=== Begin Enclosure ===
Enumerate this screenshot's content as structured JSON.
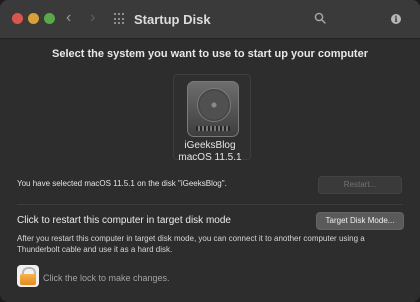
{
  "window": {
    "title": "Startup Disk"
  },
  "toolbar": {
    "back_icon": "chevron-left-icon",
    "forward_icon": "chevron-right-icon",
    "grid_icon": "grid-icon",
    "search_icon": "search-icon",
    "info_icon": "info-icon",
    "info_glyph": "i"
  },
  "main": {
    "heading": "Select the system you want to use to start up your computer",
    "disk": {
      "name": "iGeeksBlog",
      "os": "macOS 11.5.1"
    },
    "selected_text": "You have selected macOS 11.5.1 on the disk \"iGeeksBlog\".",
    "restart_label": "Restart..."
  },
  "target_disk": {
    "label": "Click to restart this computer in target disk mode",
    "button_label": "Target Disk Mode...",
    "description": "After you restart this computer in target disk mode, you can connect it to another computer using a Thunderbolt cable and use it as a hard disk."
  },
  "footer": {
    "lock_text": "Click the lock to make changes."
  },
  "colors": {
    "accent": "#f7b24e",
    "background": "#2d2d2d"
  }
}
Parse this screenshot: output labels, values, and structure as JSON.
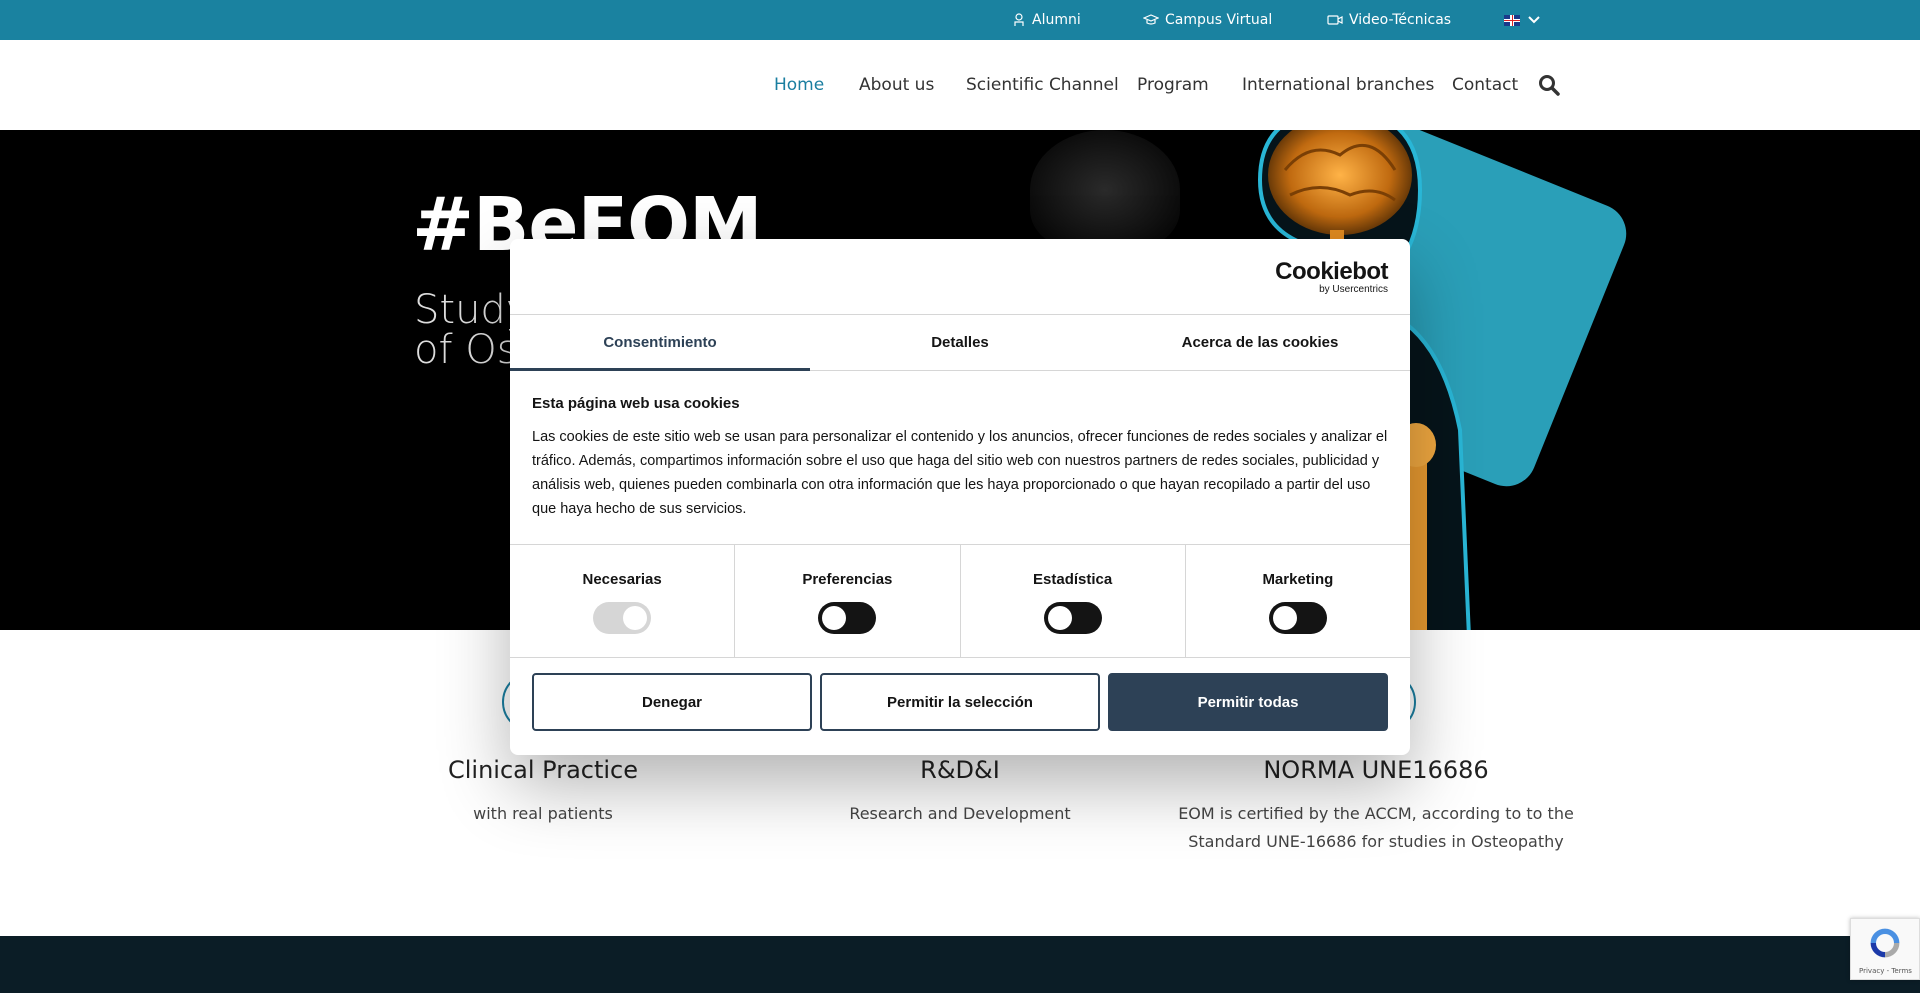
{
  "topbar": {
    "links": [
      {
        "label": "Alumni",
        "icon": "alumni-icon"
      },
      {
        "label": "Campus Virtual",
        "icon": "graduation-cap-icon"
      },
      {
        "label": "Video-Técnicas",
        "icon": "video-camera-icon"
      }
    ],
    "language_icon": "uk-flag-icon"
  },
  "nav": {
    "items": [
      "Home",
      "About us",
      "Scientific Channel",
      "Program",
      "International branches",
      "Contact"
    ],
    "active": "Home"
  },
  "hero": {
    "title": "#BeEOM",
    "subtitle_line1": "Study",
    "subtitle_line2": "of Os"
  },
  "features": [
    {
      "title": "Clinical Practice",
      "text": "with real patients"
    },
    {
      "title": "R&D&I",
      "text": "Research and Development"
    },
    {
      "title": "NORMA UNE16686",
      "text_line1": "EOM is certified by the ACCM, according to to the",
      "text_line2": "Standard UNE-16686 for studies in Osteopathy"
    }
  ],
  "cookie_dialog": {
    "logo": "Cookiebot",
    "logo_sub": "by Usercentrics",
    "tabs": [
      "Consentimiento",
      "Detalles",
      "Acerca de las cookies"
    ],
    "active_tab": "Consentimiento",
    "heading": "Esta página web usa cookies",
    "body": "Las cookies de este sitio web se usan para personalizar el contenido y los anuncios, ofrecer funciones de redes sociales y analizar el tráfico. Además, compartimos información sobre el uso que haga del sitio web con nuestros partners de redes sociales, publicidad y análisis web, quienes pueden combinarla con otra información que les haya proporcionado o que hayan recopilado a partir del uso que haya hecho de sus servicios.",
    "toggles": [
      {
        "label": "Necesarias",
        "on": true,
        "disabled": true
      },
      {
        "label": "Preferencias",
        "on": false
      },
      {
        "label": "Estadística",
        "on": false
      },
      {
        "label": "Marketing",
        "on": false
      }
    ],
    "buttons": {
      "deny": "Denegar",
      "allow_selection": "Permitir la selección",
      "allow_all": "Permitir todas"
    }
  },
  "recaptcha": {
    "links": "Privacy - Terms"
  },
  "colors": {
    "topbar": "#1a82a0",
    "accent": "#1a7ea0",
    "dialog_primary": "#2d4156",
    "teal_card": "#2a9fb8"
  }
}
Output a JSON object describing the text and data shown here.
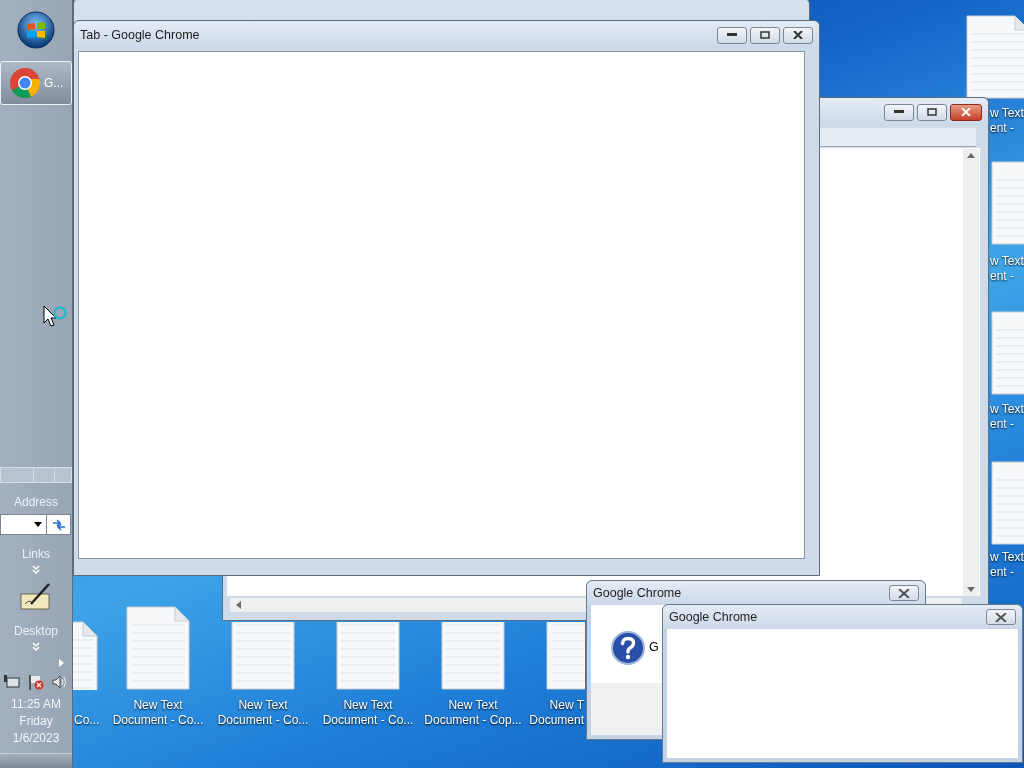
{
  "taskbar": {
    "buttons": [
      {
        "label": "G...",
        "selected": true
      }
    ],
    "address_label": "Address",
    "links_label": "Links",
    "desktop_label": "Desktop",
    "clock": {
      "time": "11:25 AM",
      "day": "Friday",
      "date": "1/6/2023"
    }
  },
  "desktop_icons": [
    {
      "label": [
        "w Text",
        "ent -"
      ]
    },
    {
      "label": [
        "w Text",
        "ent -"
      ]
    },
    {
      "label": [
        "w Text",
        "ent -"
      ]
    },
    {
      "label": [
        "w Text",
        "ent -"
      ]
    },
    {
      "label": [
        "Co..."
      ]
    },
    {
      "label": [
        "New Text",
        "Document - Co..."
      ]
    },
    {
      "label": [
        "New Text",
        "Document - Co..."
      ]
    },
    {
      "label": [
        "New Text",
        "Document - Co..."
      ]
    },
    {
      "label": [
        "New Text",
        "Document - Cop..."
      ]
    },
    {
      "label": [
        "New T",
        "Document"
      ]
    }
  ],
  "windows": [
    {
      "kind": "explorer"
    },
    {
      "kind": "browser",
      "title": "Tab - Google Chrome"
    },
    {
      "kind": "dialog",
      "title": "Google Chrome",
      "message": "G"
    },
    {
      "kind": "dialog",
      "title": "Google Chrome"
    }
  ]
}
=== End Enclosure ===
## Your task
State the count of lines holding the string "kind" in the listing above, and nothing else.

## Completed exercise
4